Monetary Policy, Endogenous Inattention, and the Volatility Trade-off

This paper addresses the output-price volatility puzzle by studying the interaction of optimal monetary policy and agents' beliefs. We assume that agents choose their information acquisition rate by minimizing a loss function that depends on expected forecast errors and information costs. Endogenous inattention is a Nash equilibrium in the information processing rate. Although a decline of policy activism directly increases output volatility, it indirectly anchors expectations, which decreases output volatility. If the indirect effect dominates then the usual trade-off between output and price volatility breaks down. This provides a potential explanation for the "great moderation" that began in the 1980s.

Suggested Citation
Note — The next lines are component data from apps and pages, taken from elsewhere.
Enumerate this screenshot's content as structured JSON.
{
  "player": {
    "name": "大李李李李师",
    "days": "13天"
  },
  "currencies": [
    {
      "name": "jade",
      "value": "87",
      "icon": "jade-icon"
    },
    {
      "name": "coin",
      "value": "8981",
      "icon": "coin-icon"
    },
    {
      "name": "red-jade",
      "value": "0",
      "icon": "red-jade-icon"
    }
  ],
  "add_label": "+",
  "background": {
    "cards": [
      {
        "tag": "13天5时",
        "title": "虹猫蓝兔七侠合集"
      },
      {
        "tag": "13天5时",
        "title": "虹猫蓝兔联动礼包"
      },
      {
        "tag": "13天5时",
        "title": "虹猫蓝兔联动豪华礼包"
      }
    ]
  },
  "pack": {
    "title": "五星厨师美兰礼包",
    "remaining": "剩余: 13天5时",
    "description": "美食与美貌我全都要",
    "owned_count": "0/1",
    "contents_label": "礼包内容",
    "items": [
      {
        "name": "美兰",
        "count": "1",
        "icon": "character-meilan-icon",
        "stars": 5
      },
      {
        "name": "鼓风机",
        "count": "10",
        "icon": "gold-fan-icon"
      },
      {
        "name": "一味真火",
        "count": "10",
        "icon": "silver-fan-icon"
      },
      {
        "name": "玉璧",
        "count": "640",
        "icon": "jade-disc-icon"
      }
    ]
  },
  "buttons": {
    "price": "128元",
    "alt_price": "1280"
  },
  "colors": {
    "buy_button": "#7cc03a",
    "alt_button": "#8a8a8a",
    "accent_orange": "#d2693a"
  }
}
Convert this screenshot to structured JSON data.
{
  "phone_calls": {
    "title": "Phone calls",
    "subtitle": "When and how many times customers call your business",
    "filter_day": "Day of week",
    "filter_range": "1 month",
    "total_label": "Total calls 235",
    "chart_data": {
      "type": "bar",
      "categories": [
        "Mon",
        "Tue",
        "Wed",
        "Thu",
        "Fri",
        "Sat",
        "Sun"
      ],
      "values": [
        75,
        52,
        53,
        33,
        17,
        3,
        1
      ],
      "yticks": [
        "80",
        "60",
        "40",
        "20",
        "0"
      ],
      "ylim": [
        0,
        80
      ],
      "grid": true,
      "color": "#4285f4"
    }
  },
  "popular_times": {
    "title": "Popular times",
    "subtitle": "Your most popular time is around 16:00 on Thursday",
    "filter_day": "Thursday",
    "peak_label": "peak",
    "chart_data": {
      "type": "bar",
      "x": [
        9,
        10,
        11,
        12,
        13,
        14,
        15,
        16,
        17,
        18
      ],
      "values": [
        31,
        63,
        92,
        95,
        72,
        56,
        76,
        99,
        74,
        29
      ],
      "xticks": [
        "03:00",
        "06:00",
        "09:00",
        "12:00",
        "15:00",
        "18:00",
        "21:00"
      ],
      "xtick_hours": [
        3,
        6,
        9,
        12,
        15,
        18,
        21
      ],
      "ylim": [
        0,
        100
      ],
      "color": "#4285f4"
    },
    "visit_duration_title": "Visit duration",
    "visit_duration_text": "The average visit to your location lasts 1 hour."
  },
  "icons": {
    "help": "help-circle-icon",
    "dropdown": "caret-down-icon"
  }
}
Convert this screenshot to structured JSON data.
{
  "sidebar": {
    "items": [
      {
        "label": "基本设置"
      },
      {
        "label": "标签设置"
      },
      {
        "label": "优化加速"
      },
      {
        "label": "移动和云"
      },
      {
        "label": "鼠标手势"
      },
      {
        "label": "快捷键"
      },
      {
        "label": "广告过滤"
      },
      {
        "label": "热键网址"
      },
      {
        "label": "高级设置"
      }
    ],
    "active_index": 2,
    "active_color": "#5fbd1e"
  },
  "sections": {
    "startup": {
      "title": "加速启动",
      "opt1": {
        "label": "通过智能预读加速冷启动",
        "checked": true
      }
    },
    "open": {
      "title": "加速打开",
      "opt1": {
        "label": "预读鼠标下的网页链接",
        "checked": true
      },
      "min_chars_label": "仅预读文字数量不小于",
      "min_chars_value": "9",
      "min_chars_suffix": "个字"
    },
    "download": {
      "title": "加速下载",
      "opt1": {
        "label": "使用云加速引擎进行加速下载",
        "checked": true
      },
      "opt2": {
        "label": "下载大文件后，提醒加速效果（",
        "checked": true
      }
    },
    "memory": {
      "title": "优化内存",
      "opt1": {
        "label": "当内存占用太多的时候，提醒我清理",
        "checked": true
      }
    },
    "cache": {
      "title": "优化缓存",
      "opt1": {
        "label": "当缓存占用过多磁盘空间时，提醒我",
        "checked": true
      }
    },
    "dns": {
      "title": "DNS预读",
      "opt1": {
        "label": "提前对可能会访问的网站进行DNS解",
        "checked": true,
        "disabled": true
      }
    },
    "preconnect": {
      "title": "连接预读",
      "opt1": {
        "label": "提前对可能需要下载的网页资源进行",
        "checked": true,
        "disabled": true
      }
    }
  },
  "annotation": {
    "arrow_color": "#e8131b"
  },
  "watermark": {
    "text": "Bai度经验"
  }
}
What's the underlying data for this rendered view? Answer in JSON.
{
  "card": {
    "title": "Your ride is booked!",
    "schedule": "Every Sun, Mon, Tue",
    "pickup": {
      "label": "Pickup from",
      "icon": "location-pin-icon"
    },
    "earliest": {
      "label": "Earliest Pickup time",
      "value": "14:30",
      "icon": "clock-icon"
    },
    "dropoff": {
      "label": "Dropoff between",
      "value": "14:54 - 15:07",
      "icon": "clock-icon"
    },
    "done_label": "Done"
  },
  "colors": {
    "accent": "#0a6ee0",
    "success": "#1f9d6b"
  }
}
Branch, William, John B. Carlson, George Evans, and Bruce McGough. 2004. “Monetary Policy, Endogenous Inattention, and the Volatility Trade-off .” Federal Reserve Bank of Cleveland, Working Paper No. 04-11.